It is not possible to send materials to Katubya as the tax payable is prohibitive. Simonga village are awaiting permissions for a tax free postal arrangement. Once this is in place, sending materials will be more possible, although donating money is far more cost effective.
If you have further questions or if you want to let us know about a fund raising event please get in touch by emailing [email redacted]
Thank you for considering what support you may be able to offer these children and this community.
Sample menu and food costs
Maheu - fermented maize porridge
K200 - munkoyo
Nshima with relish, beans, greens or kapenta.
Nshima is the staple food in Zambia, a carbohydrate made from pounded maize cooked with water. It is normally served with local beans, or kapenta which is a small fish similar to whitebait or relish, which is made with tomato, onions and sometimes groundnuts.
K2,500 - 50kg bag of kapenta
K1200 - 8 x 25kg bags of mealie meal
K450 - beans
K480 - cabbage or pumpkin leaves
K200 - onions
K150 - tomatoes
K275 - ground nuts
K150 - cooking oil
K130 - salt
K220 - soya chunks
K100 - washing up liquid
Transport for food from Livingstone to Katubya K450
Money for the cook K300 per month
TOTAL - K6605 per month (£283.91)
Annual cost (based on 9 months school term per year) = £2555.19
For two years approximately £5110.38
Costs for producing 2 solar cookers not yet available.
These costs were accurate in March 2020. Since that time, fas a consequence of COVID 19 food costs have increased by as much as 25% for some foods. At the same time many of the people in this area have lost their jobs and there is no social security in Zambia.
On a positive note, the rains were good this year, so hopefully crops will be reasonable and this could bring the price of food down a little.
Traditionally, Zambians cook their food on an mbaula which uses charcoal as fuel, which increases deforestation.

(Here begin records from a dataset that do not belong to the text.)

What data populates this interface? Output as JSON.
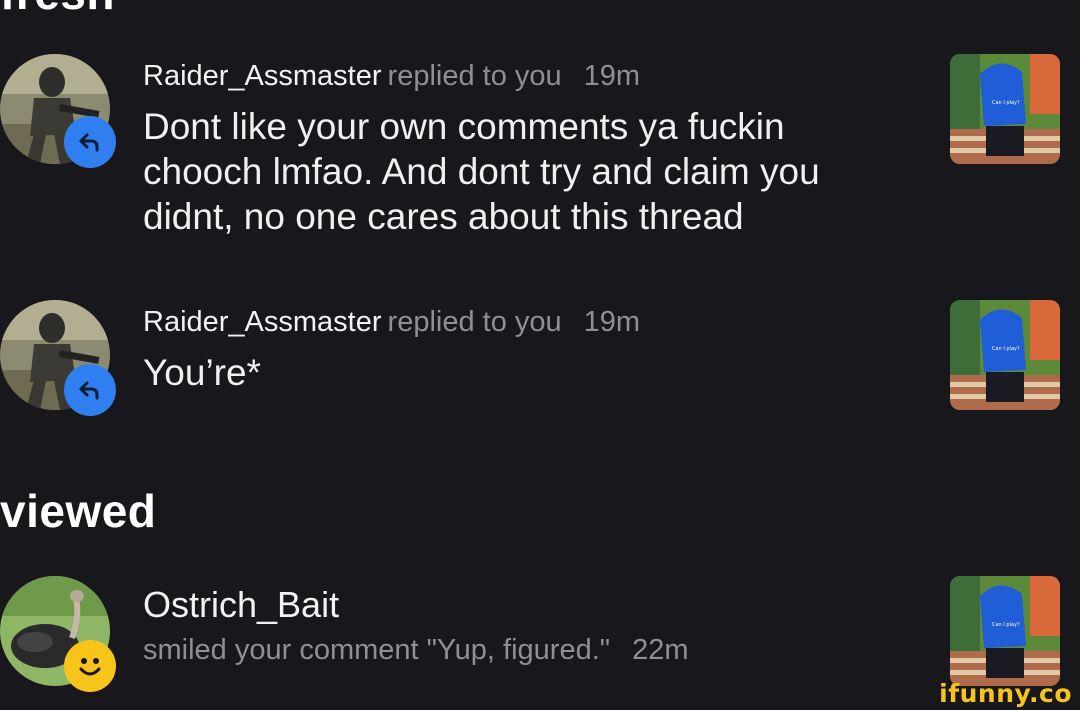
{
  "sections": {
    "fresh_title": "fresh",
    "viewed_title": "viewed"
  },
  "notifications": [
    {
      "username": "Raider_Assmaster",
      "action": "replied to you",
      "time": "19m",
      "body": "Dont like your own comments ya fuckin chooch lmfao. And dont try and claim you didnt, no one cares about this thread",
      "badge_icon": "reply-icon",
      "avatar": "soldier-avatar"
    },
    {
      "username": "Raider_Assmaster",
      "action": "replied to you",
      "time": "19m",
      "body": "You’re*",
      "badge_icon": "reply-icon",
      "avatar": "soldier-avatar"
    },
    {
      "username": "Ostrich_Bait",
      "action": "smiled your comment \"Yup, figured.\"",
      "time": "22m",
      "badge_icon": "smile-icon",
      "avatar": "ostrich-avatar"
    }
  ],
  "thumbnail_caption": "Can I play?",
  "watermark": "ifunny.co",
  "colors": {
    "background": "#18171b",
    "reply_badge": "#2f7ff0",
    "smile_badge": "#f7c51a",
    "muted_text": "#8f8f94",
    "watermark": "#f7c51a"
  }
}
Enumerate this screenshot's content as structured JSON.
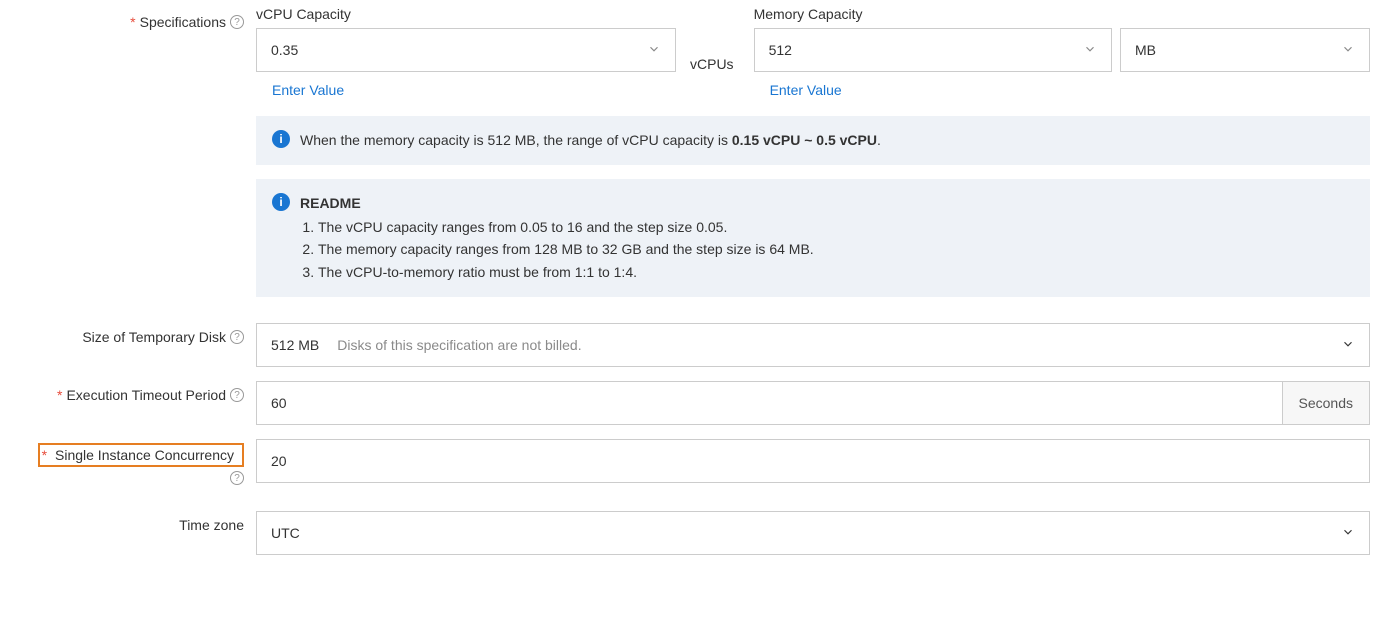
{
  "specifications": {
    "label": "Specifications",
    "vcpu": {
      "title": "vCPU Capacity",
      "value": "0.35",
      "unit": "vCPUs",
      "enter_link": "Enter Value"
    },
    "memory": {
      "title": "Memory Capacity",
      "value": "512",
      "unit": "MB",
      "enter_link": "Enter Value"
    },
    "hint_prefix": "When the memory capacity is 512 MB, the range of vCPU capacity is ",
    "hint_bold": "0.15 vCPU ~ 0.5 vCPU",
    "hint_suffix": ".",
    "readme_title": "README",
    "readme_items": [
      "The vCPU capacity ranges from 0.05 to 16 and the step size 0.05.",
      "The memory capacity ranges from 128 MB to 32 GB and the step size is 64 MB.",
      "The vCPU-to-memory ratio must be from 1:1 to 1:4."
    ]
  },
  "disk": {
    "label": "Size of Temporary Disk",
    "value": "512 MB",
    "desc": "Disks of this specification are not billed."
  },
  "timeout": {
    "label": "Execution Timeout Period",
    "value": "60",
    "unit": "Seconds"
  },
  "concurrency": {
    "label": "Single Instance Concurrency",
    "value": "20"
  },
  "timezone": {
    "label": "Time zone",
    "value": "UTC"
  }
}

Most people cannot afford solar cookers.
As a separate project I have brought together a group of people in Simonga area to trial and produce solar cookers. They have found a design with which they are happy and will now make one from metal. This project will hopefully
provide affordable cookers and a business opportunity and some income for those involved in their production. Costs to produce the first two solar cookers will hope
fully be funded by this fund raising project.and these will cookers will be donated to the school.
DonationsSee top donations
- Jim Wynn
- Lee Smith